■ **Problem to work on**: Whenever a line below holds the word "text", copy that line.

■ **Input for this task**:
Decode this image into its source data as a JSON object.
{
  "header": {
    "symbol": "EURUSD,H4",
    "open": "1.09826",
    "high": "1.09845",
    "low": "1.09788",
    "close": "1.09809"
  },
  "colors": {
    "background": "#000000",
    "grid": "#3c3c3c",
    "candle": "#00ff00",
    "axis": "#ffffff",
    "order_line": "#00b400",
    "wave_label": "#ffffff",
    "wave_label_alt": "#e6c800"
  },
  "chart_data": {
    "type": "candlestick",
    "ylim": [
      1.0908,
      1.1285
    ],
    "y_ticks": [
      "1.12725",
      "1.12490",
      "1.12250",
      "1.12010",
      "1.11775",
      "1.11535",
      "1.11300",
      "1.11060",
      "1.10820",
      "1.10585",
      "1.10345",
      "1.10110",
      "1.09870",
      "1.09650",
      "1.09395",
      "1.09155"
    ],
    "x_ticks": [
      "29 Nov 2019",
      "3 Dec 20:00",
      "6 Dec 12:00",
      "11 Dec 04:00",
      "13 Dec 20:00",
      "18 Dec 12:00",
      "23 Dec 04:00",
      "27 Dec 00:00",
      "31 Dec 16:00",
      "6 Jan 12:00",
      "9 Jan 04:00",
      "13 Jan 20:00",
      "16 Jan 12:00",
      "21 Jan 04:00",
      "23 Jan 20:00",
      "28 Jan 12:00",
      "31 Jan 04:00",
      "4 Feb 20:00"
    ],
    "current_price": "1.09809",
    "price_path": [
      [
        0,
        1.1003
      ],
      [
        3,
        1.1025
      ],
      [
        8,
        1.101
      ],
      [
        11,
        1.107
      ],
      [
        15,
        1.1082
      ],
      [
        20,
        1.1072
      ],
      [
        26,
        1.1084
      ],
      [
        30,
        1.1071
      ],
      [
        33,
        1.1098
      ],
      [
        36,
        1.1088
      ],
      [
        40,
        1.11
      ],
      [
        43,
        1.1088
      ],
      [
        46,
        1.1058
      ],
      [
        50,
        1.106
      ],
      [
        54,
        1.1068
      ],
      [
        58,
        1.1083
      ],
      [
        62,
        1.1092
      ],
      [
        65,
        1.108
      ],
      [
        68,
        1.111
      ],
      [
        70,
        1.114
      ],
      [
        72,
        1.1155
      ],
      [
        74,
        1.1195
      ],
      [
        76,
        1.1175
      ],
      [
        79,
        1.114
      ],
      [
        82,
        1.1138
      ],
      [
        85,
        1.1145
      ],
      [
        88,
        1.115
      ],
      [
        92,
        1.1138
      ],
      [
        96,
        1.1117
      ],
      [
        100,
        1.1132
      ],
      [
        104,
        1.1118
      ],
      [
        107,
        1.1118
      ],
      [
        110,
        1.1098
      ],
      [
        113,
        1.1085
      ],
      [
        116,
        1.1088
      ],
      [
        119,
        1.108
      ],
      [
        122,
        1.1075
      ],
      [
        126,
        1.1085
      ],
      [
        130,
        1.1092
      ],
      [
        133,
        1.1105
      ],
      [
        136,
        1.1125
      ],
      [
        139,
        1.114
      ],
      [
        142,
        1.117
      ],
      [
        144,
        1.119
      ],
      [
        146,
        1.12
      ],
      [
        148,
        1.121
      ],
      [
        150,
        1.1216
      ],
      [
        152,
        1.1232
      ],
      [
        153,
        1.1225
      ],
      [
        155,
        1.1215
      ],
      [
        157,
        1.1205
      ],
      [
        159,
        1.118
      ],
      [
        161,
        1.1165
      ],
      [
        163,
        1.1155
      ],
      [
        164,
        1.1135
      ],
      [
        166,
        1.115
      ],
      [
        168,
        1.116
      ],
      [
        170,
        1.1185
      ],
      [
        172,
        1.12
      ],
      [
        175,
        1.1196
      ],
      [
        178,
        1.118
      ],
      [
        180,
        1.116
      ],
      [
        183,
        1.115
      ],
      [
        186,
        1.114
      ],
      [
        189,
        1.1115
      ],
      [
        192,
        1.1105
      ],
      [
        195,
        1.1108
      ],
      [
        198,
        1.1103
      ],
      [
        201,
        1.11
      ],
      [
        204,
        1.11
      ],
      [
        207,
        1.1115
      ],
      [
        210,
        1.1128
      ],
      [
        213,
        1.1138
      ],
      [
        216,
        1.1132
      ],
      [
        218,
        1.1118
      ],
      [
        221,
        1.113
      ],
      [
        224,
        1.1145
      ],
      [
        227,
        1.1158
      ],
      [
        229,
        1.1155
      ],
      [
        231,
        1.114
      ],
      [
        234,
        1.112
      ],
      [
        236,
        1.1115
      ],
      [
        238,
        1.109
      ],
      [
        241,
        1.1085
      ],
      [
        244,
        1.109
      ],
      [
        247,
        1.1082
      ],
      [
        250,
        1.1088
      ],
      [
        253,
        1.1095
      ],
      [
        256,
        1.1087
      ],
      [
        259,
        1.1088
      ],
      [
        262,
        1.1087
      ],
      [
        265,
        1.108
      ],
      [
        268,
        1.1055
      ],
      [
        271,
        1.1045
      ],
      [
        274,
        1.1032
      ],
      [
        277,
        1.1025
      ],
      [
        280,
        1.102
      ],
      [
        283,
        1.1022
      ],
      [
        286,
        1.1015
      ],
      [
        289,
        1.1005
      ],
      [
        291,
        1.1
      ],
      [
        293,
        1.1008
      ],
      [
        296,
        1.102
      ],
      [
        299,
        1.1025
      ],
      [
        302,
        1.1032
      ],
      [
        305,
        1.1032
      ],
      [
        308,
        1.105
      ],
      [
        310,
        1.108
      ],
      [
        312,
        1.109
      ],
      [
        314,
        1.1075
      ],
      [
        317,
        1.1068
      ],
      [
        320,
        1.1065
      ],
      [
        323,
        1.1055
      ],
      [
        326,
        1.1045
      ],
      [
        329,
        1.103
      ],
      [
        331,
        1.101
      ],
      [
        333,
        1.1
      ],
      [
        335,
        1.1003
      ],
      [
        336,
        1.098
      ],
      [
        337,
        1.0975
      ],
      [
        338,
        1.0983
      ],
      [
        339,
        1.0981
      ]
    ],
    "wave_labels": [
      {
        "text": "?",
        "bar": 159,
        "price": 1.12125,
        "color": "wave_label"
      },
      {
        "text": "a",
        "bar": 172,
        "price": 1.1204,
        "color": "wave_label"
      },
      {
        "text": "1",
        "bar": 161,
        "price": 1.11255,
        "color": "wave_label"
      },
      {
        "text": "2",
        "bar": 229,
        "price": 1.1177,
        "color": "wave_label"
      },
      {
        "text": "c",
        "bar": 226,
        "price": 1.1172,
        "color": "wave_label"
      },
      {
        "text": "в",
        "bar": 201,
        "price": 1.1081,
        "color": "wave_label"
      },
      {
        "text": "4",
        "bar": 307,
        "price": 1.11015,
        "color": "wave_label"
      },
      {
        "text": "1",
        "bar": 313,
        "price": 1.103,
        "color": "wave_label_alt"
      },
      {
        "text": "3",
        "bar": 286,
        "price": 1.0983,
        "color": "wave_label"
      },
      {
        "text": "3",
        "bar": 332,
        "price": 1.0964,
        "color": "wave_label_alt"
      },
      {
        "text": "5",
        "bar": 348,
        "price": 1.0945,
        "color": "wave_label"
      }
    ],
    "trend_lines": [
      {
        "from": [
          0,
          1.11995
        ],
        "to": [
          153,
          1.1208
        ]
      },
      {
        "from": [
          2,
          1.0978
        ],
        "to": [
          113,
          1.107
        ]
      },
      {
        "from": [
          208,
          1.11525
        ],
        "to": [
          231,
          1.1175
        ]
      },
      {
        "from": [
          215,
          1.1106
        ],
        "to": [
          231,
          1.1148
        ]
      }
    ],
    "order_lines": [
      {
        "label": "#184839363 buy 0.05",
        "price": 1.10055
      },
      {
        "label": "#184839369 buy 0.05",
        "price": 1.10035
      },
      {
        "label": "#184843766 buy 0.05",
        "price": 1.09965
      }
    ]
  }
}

■ **Reply**:
        "text": "?",
        "text": "a",
        "text": "1",
        "text": "2",
        "text": "c",
        "text": "в",
        "text": "4",
        "text": "1",
        "text": "3",
        "text": "3",
        "text": "5",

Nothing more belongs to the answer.